+++ THE DATA
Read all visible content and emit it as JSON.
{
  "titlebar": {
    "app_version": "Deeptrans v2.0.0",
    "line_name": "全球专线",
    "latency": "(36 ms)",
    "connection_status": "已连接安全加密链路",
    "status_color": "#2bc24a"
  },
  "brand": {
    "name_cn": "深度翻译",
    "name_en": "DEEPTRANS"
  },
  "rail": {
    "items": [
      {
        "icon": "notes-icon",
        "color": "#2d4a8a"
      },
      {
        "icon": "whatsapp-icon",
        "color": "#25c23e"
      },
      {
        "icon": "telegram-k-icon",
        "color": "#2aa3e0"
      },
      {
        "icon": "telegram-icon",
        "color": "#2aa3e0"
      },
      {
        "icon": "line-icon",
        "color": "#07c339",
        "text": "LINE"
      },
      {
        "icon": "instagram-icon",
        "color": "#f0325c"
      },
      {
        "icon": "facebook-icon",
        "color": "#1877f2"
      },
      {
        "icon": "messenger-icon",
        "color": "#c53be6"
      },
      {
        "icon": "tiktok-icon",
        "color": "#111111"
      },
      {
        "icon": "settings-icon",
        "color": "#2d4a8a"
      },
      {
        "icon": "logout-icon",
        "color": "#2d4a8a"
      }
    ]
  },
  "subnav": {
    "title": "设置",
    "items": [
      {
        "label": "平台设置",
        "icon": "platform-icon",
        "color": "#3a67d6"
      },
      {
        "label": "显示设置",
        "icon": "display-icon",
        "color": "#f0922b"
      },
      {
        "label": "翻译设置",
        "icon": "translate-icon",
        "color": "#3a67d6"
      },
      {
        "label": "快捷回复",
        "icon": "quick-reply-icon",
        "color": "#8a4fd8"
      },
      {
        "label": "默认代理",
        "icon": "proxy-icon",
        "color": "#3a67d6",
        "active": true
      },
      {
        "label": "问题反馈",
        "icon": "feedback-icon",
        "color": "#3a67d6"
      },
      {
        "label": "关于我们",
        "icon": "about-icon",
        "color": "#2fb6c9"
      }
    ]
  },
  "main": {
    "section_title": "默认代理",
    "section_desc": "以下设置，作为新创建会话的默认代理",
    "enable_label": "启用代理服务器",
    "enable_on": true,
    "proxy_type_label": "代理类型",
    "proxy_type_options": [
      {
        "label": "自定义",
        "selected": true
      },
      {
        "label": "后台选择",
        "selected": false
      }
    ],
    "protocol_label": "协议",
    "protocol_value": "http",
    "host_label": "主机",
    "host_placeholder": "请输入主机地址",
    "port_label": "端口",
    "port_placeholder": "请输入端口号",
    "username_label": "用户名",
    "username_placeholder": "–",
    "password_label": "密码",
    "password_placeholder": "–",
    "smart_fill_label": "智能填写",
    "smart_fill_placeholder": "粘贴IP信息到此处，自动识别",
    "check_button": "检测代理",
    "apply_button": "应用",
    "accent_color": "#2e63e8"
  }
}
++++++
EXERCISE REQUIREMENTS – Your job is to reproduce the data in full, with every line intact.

RESULT OF THE EXERCISE –
Read all visible content and emit it as JSON.
{
  "titlebar": {
    "app_version": "Deeptrans v2.0.0",
    "line_name": "全球专线",
    "latency": "(36 ms)",
    "connection_status": "已连接安全加密链路",
    "status_color": "#2bc24a"
  },
  "brand": {
    "name_cn": "深度翻译",
    "name_en": "DEEPTRANS"
  },
  "rail": {
    "items": [
      {
        "icon": "notes-icon",
        "color": "#2d4a8a"
      },
      {
        "icon": "whatsapp-icon",
        "color": "#25c23e"
      },
      {
        "icon": "telegram-k-icon",
        "color": "#2aa3e0"
      },
      {
        "icon": "telegram-icon",
        "color": "#2aa3e0"
      },
      {
        "icon": "line-icon",
        "color": "#07c339",
        "text": "LINE"
      },
      {
        "icon": "instagram-icon",
        "color": "#f0325c"
      },
      {
        "icon": "facebook-icon",
        "color": "#1877f2"
      },
      {
        "icon": "messenger-icon",
        "color": "#c53be6"
      },
      {
        "icon": "tiktok-icon",
        "color": "#111111"
      },
      {
        "icon": "settings-icon",
        "color": "#2d4a8a"
      },
      {
        "icon": "logout-icon",
        "color": "#2d4a8a"
      }
    ]
  },
  "subnav": {
    "title": "设置",
    "items": [
      {
        "label": "平台设置",
        "icon": "platform-icon",
        "color": "#3a67d6"
      },
      {
        "label": "显示设置",
        "icon": "display-icon",
        "color": "#f0922b"
      },
      {
        "label": "翻译设置",
        "icon": "translate-icon",
        "color": "#3a67d6"
      },
      {
        "label": "快捷回复",
        "icon": "quick-reply-icon",
        "color": "#8a4fd8"
      },
      {
        "label": "默认代理",
        "icon": "proxy-icon",
        "color": "#3a67d6",
        "active": true
      },
      {
        "label": "问题反馈",
        "icon": "feedback-icon",
        "color": "#3a67d6"
      },
      {
        "label": "关于我们",
        "icon": "about-icon",
        "color": "#2fb6c9"
      }
    ]
  },
  "main": {
    "section_title": "默认代理",
    "section_desc": "以下设置，作为新创建会话的默认代理",
    "enable_label": "启用代理服务器",
    "enable_on": true,
    "proxy_type_label": "代理类型",
    "proxy_type_options": [
      {
        "label": "自定义",
        "selected": true
      },
      {
        "label": "后台选择",
        "selected": false
      }
    ],
    "protocol_label": "协议",
    "protocol_value": "http",
    "host_label": "主机",
    "host_placeholder": "请输入主机地址",
    "port_label": "端口",
    "port_placeholder": "请输入端口号",
    "username_label": "用户名",
    "username_placeholder": "–",
    "password_label": "密码",
    "password_placeholder": "–",
    "smart_fill_label": "智能填写",
    "smart_fill_placeholder": "粘贴IP信息到此处，自动识别",
    "check_button": "检测代理",
    "apply_button": "应用",
    "accent_color": "#2e63e8"
  }
}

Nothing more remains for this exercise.